* **TASK ITEM**
Where a line of the material contains the string "subject", copy that line.

* **INFORMATION PROVIDED**
=== Section Start ===

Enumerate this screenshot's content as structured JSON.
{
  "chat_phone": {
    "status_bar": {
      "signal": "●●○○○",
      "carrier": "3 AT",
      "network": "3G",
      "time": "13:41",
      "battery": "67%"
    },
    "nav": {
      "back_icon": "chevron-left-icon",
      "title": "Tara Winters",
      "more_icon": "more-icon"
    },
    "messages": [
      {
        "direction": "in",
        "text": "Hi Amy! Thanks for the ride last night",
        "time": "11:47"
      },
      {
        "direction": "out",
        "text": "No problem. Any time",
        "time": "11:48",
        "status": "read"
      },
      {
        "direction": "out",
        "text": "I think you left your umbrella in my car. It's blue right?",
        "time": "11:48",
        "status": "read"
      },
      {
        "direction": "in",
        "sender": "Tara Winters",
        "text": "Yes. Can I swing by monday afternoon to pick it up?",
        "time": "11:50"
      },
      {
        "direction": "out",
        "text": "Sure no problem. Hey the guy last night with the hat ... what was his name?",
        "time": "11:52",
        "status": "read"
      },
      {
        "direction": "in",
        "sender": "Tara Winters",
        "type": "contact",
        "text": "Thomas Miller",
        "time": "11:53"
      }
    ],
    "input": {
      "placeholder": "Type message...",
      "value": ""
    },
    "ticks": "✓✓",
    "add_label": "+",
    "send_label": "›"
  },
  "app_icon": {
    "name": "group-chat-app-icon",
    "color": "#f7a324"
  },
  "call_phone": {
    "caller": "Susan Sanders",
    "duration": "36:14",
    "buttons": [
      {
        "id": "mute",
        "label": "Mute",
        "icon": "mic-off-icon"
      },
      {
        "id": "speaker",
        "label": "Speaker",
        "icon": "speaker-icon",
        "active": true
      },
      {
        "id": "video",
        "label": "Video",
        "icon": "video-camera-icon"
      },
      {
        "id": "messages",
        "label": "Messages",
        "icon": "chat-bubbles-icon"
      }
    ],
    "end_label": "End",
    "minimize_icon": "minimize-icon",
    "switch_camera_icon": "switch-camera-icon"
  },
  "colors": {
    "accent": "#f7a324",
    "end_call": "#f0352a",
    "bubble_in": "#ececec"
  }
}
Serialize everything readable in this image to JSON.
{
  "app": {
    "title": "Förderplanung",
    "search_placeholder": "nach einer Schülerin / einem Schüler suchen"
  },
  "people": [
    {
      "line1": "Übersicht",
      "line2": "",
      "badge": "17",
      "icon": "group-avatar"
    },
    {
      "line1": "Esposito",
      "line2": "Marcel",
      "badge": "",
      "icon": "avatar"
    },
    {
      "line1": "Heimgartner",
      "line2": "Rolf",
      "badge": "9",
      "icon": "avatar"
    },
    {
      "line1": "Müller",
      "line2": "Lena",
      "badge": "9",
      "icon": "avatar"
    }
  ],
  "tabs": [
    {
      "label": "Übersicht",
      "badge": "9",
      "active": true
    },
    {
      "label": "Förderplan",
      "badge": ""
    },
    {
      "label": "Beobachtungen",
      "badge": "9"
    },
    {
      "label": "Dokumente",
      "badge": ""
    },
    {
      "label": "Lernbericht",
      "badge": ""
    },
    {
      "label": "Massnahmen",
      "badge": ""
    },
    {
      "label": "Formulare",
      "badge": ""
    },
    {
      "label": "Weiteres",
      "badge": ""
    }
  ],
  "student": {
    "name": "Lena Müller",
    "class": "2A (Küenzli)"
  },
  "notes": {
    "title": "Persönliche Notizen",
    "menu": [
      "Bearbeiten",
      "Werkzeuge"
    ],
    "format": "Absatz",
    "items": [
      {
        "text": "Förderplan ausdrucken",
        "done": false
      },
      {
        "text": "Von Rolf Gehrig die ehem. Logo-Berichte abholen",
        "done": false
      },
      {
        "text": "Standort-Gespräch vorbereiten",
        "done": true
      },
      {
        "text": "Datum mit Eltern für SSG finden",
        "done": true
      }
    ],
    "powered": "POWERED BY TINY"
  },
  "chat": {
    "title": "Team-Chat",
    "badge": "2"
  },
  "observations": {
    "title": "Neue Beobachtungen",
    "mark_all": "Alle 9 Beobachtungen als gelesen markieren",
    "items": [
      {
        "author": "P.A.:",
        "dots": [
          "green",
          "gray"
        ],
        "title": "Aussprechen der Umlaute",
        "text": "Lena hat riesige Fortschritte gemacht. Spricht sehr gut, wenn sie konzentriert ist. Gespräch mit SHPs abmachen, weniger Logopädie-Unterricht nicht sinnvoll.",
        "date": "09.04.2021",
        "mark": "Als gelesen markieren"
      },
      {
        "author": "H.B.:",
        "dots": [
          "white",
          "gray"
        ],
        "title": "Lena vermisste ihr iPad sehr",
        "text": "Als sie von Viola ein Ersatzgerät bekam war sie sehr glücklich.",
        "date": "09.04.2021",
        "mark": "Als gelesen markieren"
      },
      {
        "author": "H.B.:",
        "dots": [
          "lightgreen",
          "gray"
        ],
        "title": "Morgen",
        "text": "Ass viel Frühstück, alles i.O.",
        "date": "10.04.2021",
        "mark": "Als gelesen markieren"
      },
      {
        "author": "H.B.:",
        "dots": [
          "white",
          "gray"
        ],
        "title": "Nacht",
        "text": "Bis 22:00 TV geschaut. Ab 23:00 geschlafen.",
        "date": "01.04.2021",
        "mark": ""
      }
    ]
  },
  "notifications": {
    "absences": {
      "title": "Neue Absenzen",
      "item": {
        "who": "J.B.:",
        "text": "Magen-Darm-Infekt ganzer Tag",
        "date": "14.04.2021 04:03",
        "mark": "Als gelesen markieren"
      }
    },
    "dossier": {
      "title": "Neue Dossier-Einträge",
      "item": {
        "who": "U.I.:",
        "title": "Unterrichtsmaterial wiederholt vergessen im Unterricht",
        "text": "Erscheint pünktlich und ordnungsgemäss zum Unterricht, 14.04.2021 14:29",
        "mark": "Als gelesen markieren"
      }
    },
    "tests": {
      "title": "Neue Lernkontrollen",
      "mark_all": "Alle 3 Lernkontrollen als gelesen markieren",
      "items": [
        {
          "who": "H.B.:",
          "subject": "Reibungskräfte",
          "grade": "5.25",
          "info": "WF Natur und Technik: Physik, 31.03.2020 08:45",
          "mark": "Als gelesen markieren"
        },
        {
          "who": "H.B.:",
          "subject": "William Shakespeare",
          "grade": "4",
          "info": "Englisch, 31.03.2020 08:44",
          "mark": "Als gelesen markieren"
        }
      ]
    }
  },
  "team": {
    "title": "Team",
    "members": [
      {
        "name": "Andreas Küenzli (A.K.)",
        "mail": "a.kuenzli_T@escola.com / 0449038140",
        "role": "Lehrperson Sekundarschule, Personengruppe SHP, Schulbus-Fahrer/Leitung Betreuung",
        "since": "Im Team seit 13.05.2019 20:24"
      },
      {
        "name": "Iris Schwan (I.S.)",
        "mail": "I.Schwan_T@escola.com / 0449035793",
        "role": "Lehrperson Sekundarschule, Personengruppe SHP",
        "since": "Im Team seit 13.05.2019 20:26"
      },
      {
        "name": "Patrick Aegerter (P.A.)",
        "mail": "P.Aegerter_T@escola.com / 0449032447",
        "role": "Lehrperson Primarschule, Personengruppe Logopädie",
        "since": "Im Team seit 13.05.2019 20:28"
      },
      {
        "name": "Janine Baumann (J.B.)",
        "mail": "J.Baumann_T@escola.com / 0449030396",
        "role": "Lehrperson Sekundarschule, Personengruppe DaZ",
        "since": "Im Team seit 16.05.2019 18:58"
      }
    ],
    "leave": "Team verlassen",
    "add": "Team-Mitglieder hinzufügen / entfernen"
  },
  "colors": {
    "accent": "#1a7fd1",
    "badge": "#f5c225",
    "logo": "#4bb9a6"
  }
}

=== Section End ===

* **WRITTEN RESPONSE**
          "subject": "Reibungskräfte",
          "subject": "William Shakespeare",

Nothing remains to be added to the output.